Between 1603 - 1868 (the Edo period), paper folding  had become recreational as well as ceremonial. Featuring many cutting and folding techniques, It came to be regarded as a new form of art that was enabled by the advent of paper both mass-produced and more affordable. Different paper folding "Schools" and "masters" of the new art began to appear and in 1797, written instructions for paper folding first appeared in the form of Akisato Rito’s Sembazuru Orikata, or “thousand crane folding.” Then, in 1845, Adachi Kazuyuki published a more comprehensive compilation of paper folding with Kayaragusa. By the late 1800s, it was a widely accepted cultural art form, the term for paper folding had morphed from orikata (“folded shapes”) to origami and the rest, as they say, is history.

 

Europe also has a tradition of paper folding. Around the eleventh or twelfth century, the Moors brought with them a tradition of mathematically based paper folding to Spain.

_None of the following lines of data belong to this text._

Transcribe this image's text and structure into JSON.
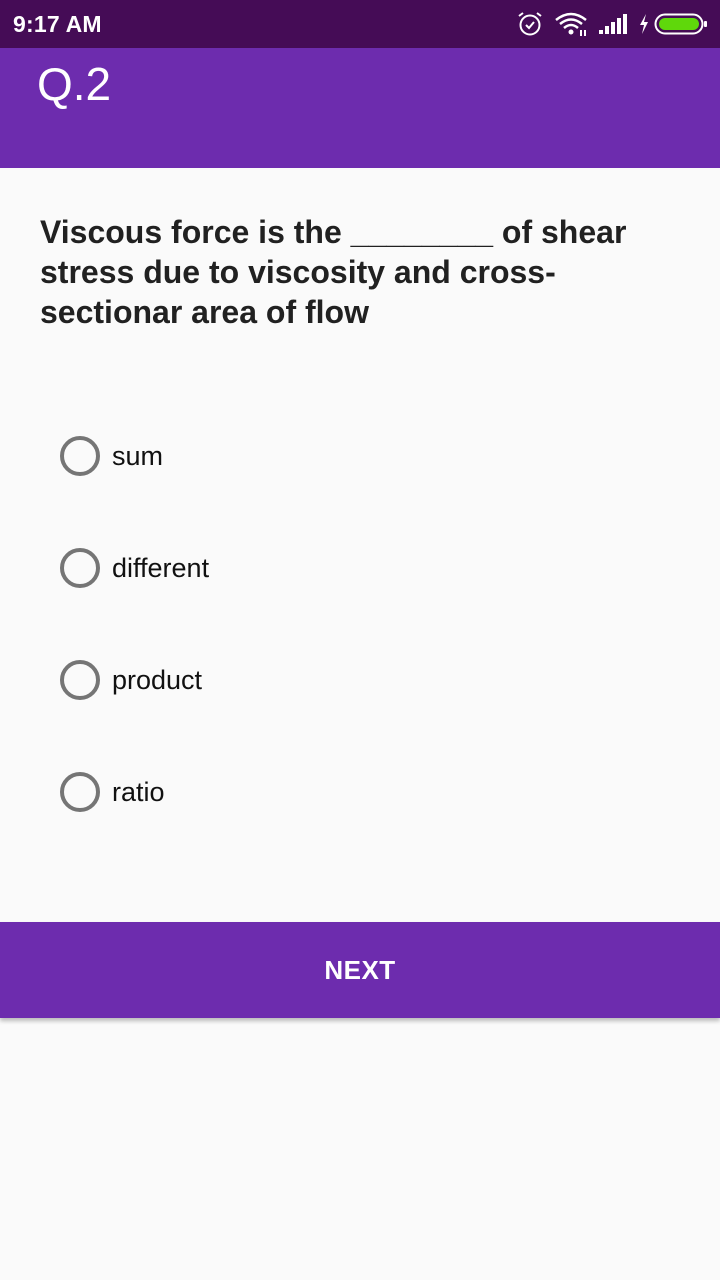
{
  "status_bar": {
    "time": "9:17 AM",
    "icons": [
      "alarm-icon",
      "wifi-icon",
      "signal-icon",
      "charging-icon",
      "battery-icon"
    ],
    "battery_color": "#5fd80b"
  },
  "app_bar": {
    "title": "Q.2",
    "color": "#6d2cae"
  },
  "question": {
    "text": "Viscous force is the ________ of shear stress due to viscosity and cross-sectionar area of flow"
  },
  "options": [
    {
      "label": "sum",
      "selected": false
    },
    {
      "label": "different",
      "selected": false
    },
    {
      "label": "product",
      "selected": false
    },
    {
      "label": "ratio",
      "selected": false
    }
  ],
  "next_button": {
    "label": "NEXT"
  }
}
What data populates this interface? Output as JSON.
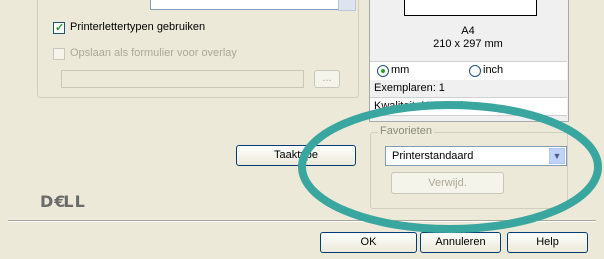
{
  "left_group": {
    "use_printer_fonts": {
      "label": "Printerlettertypen gebruiken",
      "checked": true
    },
    "save_as_overlay": {
      "label": "Opslaan als formulier voor overlay",
      "checked": false,
      "enabled": false
    },
    "overlay_path_value": "",
    "browse_label": "..."
  },
  "preview": {
    "paper_name": "A4",
    "paper_size": "210 x 297 mm",
    "units": {
      "mm_label": "mm",
      "inch_label": "inch",
      "selected": "mm"
    },
    "copies": "Exemplaren: 1",
    "quality": "Kwaliteit: Normaal"
  },
  "favorites": {
    "legend": "Favorieten",
    "selected": "Printerstandaard",
    "delete_label": "Verwijd."
  },
  "buttons": {
    "job_type": "Taaktype",
    "ok": "OK",
    "cancel": "Annuleren",
    "help": "Help"
  },
  "brand": {
    "logo_text": "DELL"
  },
  "colors": {
    "highlight_ellipse": "#3aa6a0"
  }
}
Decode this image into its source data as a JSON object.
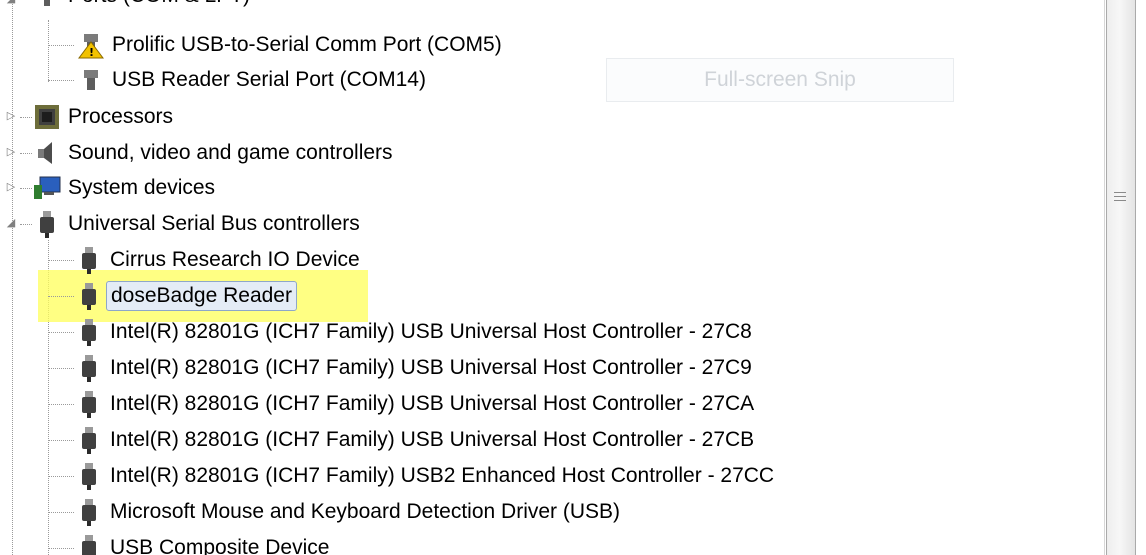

The Spanish in turn developed it into an artistic form called papiroflexia (also known as "pajarita"). By the 1800s, kindergarten-aged children across Europe as well as Japan were paper folding, and there was no turning back.

 We hope you enjoy this beautiful and exquisite art form which, apart from being a "super fun" activity, also develops a child's eye-hand coordination, spatial awareness, sequencing, mathematical reasoning, memory and fine motor skills, whilst teaching patience and mental concentration, not to mention creativity. A wonderful stress relieving, fun and rewarding activity the entire family can enjoy. 

Additional Information:

Features: 54 paper-folding pages

Product Theme: Animals & nature

Product Type: Origami Kit

Age Range: 2+ 

Warning: Keep far away from flames and sources of extreme heat